This short program will allow you to enter the output of the RTC into your RAE source code file. An example is shown in the source code and of its use.
RAE Clock - Text print showing both source and object code.
RAE Clock - Same as above but in RAE format. Use SYM Link below.
Here is a utility that will allow you to emulate a terminal with your PC as well as upload or download RAE source code files. It uses the three undocumented commands in RAE which are DC (direct command), EN (enter file), and LO (load file). These commands are used with floppy drive systems to separate between PUt (save file to tape) and GEt (get file from tape) and the floppy commands. There are two pieces to the programs presented here. The file RL.COM is a DOS based program and should NOT BE run under windows. The user should reboot the computer into DOS mode first and then run the RL.COM program. This program will talk directly to the SYM serial port at 4800 baud using COM 1 on the PC. Files are uploaded from the SYM at this speed, while files downloaded from the PC are sent at 9600 baud. All files saved to the PC will have a .RAE extension applied to them automatically. This file extension is assumed for all operations using the program and need not be entered. Available commands in RL.COM are ALT- P which turns the printer port on or off and ALT - E to exit the program. The other commands will be found in the RAE source file and executed directly from the RAE prompt in UPPER CASE. The file SYMLINK.RAE is the source file in RAE format and CANNOT be read using ordinary word processors such as notepad, word, etc. The file SYMLINK.TXT is the printable source code with binaries. If using RAE, compile the stripped down version and simply type RUN LINK (CR). The link logon message will be displayed followed by the RAE prompt. To load the complete version type the following at the RAE prompt: LO SYMLINK (CR). The program will display the file size and then transfer the file to the SYM. This assumes you have downloaded the complete version and the file is on the current disk. To exit the emulator program and return to DOS, press ALT and E.
I use this program on an older 350 MZ PII with no problems at either speed but I cannot guarantee the program will work on a faster machine. Communication protocols used are either 4800 or 9600 baud, 8 data bits and 2 stop bits using COM 1.
The stripped down version below will only allow you to load RAE files. Once this program is running, you can then use it to load the complete version, compile it, and then use the complete version.SYM Link Text Format (Stripped down version requiring $144 bytes)
Rae Link - Updated version to allow
an abort from a "file exists" save. (4800 baud)
For those of you that modified their SYM like myself and communicate at 9600 baud, use the program below. What? The SYM communicating at 9600 baud! Yes, it is possible by simply changing three bytes in the system ROM. Changing locations $8AE9 and $8AEA from $08, $48 to $EA, $60, and $8AB0 from $0B to $0A will now allow the SYM to communicate at 9600 baud with 1 start, 8 data, and 1 stop bit.

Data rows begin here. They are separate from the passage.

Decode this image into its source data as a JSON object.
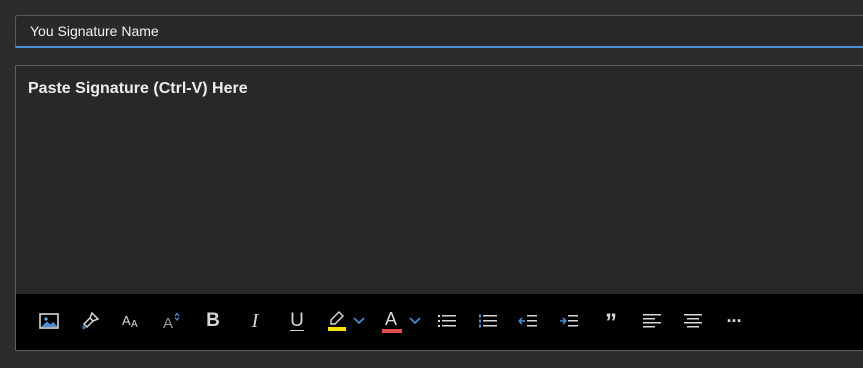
{
  "signature_name": {
    "value": "You Signature Name"
  },
  "editor": {
    "placeholder": "Paste Signature (Ctrl-V) Here"
  },
  "toolbar": {
    "items": [
      {
        "name": "insert-picture",
        "icon": "image-icon"
      },
      {
        "name": "format-painter",
        "icon": "paintbrush-icon"
      },
      {
        "name": "font-size",
        "icon": "font-size-icon"
      },
      {
        "name": "change-case",
        "icon": "change-case-icon"
      },
      {
        "name": "bold",
        "icon": "bold-icon",
        "glyph": "B"
      },
      {
        "name": "italic",
        "icon": "italic-icon",
        "glyph": "I"
      },
      {
        "name": "underline",
        "icon": "underline-icon",
        "glyph": "U"
      },
      {
        "name": "highlight",
        "icon": "highlighter-icon"
      },
      {
        "name": "font-color",
        "icon": "font-color-icon",
        "glyph": "A"
      },
      {
        "name": "bullets",
        "icon": "bulleted-list-icon"
      },
      {
        "name": "numbering",
        "icon": "numbered-list-icon"
      },
      {
        "name": "decrease-indent",
        "icon": "decrease-indent-icon"
      },
      {
        "name": "increase-indent",
        "icon": "increase-indent-icon"
      },
      {
        "name": "quote",
        "icon": "quote-icon",
        "glyph": "”"
      },
      {
        "name": "align-left",
        "icon": "align-left-icon"
      },
      {
        "name": "align-center",
        "icon": "align-center-icon"
      },
      {
        "name": "more",
        "icon": "more-icon",
        "glyph": "···"
      }
    ]
  },
  "colors": {
    "background": "#2b2b2b",
    "toolbar": "#000000",
    "focus_underline": "#4a90d9",
    "highlight_yellow": "#f2e600",
    "font_color_red": "#e34b4b",
    "caret_blue": "#4a90d9"
  }
}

NOTE: by making these changes, you will no longer be able to communicate at any other speed except 9600 baud.
RAE Link - DOS Communication Program Communicates at 9600 baud.
Rae Link - Updated version to allow an
abort from a "file exists" save. (9600 baud)